Just for you, faithful readers, I took a picture of the changes so I knew what I changed when I would be writing this. I’ll show it first and then go over the changes.
First of all, you see one Treasure Mage taking the place of one Mycoloth. This is because I wanted one more tutor. Between four Tezzerets and two Treasure Mages, I can pretty much find what I need in a timely manner.
Blade of the Bloodchief got the boot in favor of Everflowing Chalice. Sure, Blade is good with the bomb on his right, but I figured a bomb is only good when you can actually cast him. In the test game I played after these changes, the Chalice immediately proved his value.
Let’s talk about Chalice’s right-door neighbour, Triskelavus. I wanted a finisher that would interact in some way with proliferation, and boy did I find one. Not only can you proliferate extra counters onto him, you can also proliferate by sacrificing a token to Throne of Geth.

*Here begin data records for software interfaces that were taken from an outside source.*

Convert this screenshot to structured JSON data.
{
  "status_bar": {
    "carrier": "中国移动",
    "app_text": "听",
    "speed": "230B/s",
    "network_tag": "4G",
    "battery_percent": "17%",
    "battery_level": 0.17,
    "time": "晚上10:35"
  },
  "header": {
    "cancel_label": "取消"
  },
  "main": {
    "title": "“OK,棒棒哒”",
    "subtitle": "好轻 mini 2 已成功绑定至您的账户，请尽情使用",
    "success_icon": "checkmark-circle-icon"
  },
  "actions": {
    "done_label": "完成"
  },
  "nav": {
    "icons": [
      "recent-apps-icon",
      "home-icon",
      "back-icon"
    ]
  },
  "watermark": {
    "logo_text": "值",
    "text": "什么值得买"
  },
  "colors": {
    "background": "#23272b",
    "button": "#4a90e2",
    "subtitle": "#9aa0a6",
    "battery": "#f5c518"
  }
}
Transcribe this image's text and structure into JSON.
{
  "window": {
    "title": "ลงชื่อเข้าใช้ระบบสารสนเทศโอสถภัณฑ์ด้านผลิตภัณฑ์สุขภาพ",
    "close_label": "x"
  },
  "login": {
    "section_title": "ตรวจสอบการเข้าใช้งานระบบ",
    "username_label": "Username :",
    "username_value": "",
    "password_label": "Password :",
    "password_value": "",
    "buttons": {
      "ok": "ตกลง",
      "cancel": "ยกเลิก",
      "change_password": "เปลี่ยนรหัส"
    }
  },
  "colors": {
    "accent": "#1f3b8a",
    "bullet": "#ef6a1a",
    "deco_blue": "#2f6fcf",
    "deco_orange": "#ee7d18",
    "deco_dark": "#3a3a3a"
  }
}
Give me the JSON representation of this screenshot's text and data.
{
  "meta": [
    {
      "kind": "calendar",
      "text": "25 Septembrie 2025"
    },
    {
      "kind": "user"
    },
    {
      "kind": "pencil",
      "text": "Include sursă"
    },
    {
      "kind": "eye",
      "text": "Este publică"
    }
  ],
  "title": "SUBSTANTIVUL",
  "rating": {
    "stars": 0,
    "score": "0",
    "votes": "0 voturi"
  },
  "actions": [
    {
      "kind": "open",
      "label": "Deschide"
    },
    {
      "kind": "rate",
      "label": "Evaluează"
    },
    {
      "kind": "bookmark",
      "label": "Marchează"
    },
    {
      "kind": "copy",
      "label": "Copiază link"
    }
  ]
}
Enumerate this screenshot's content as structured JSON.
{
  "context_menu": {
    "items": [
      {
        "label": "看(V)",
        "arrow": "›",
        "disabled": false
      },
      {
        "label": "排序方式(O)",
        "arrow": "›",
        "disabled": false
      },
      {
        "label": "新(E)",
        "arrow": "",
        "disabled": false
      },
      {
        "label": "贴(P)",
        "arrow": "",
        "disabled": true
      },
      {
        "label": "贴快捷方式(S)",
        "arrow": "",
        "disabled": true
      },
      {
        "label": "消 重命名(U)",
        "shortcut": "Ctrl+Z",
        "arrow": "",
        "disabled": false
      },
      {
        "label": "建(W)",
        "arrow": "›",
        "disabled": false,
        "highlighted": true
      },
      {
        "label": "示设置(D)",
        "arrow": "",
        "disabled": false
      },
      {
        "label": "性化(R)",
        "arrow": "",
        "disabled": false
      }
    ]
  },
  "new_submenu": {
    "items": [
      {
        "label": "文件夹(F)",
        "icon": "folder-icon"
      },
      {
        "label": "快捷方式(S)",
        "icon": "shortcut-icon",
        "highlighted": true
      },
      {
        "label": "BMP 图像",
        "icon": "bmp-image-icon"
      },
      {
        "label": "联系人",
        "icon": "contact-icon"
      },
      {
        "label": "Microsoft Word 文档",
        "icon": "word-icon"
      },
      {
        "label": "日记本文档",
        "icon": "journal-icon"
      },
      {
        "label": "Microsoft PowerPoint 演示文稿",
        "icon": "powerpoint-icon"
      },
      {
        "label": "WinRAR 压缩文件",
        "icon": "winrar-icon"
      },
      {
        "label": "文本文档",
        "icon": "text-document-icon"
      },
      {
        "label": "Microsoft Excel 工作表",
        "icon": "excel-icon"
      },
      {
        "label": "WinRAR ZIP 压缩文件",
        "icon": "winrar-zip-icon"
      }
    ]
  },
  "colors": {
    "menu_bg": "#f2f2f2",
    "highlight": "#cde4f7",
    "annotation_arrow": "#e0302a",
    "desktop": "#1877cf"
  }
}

Triskelavus is still as big as he was before you took the counter/token off, but all your other counter-happy permanents are up one counter. His token-making is something Tezzeret likes too.
The second Mycoloth moved over to make room for the singleton Spine of Ish Sah, a card I was having mixed feelings about when it appeared in the visual spoiler. Robert was very enthusiastic about this card and he swayed my opinion from ‘pending’ to ‘awesome’.
The last minor change was to swap one green artifact land for the blue one. This only makes sense, since we’re now at less green and more blue. I could’ve changed more, but I felt Spike Feeder demanded an amount of mana disproportionate to the amount of slots in the deck that I only changed it by one. Oh yeah, and the lone Urborg was removed for another black artifact land.
1 Academy Ruins
1 Breeding Pool
4 Llanowar Reborn
3 Misty Rainforest
2 Overgrown Tomb
3 Seat of the Synod
1 Tree of Tales
3 Vault of Whispers
1 Vivid Creek
1 Vivid Grove
1 Volrath’s Stronghold
1 Watery Grave
This is how the deck is sleeved up right now, and it’ll probably stay this way for quite some time. I was amazed how much power the fourth Tezzeret added, and I’m glad I was ahead of the hype when I secured my playset. This is probably the way I should secure every blue-aligned planeswalker in the future, since I’m bound to end up with ’em.
Anyway, what I wanted to say was that I was looking to force the fourth Necropede into the deck. Having an early infector is a big plus now I have the full four Tezzerets. Plus it’s another way to distribute -1/-1-counters, which last time I checked works pretty good in the deck. But then I was typing up the list of the deck and I noticed I missed one slot, and I couldn’t figure out what it was. It turned out I still had an Expedition Map in my deck, a card I have no need for without Inkmoth Nexus. So there I had my slot for the fourth Necropede.
Next up: an article about Glissa, the Traitor. I felt bad for kicking her out of this deck that I’m going to build her her own deck. Besides, I won’t let my playset go to waste. I’ll get back when I have something substantial to say about Glissa (which shouldn’t be long). Talk to you later!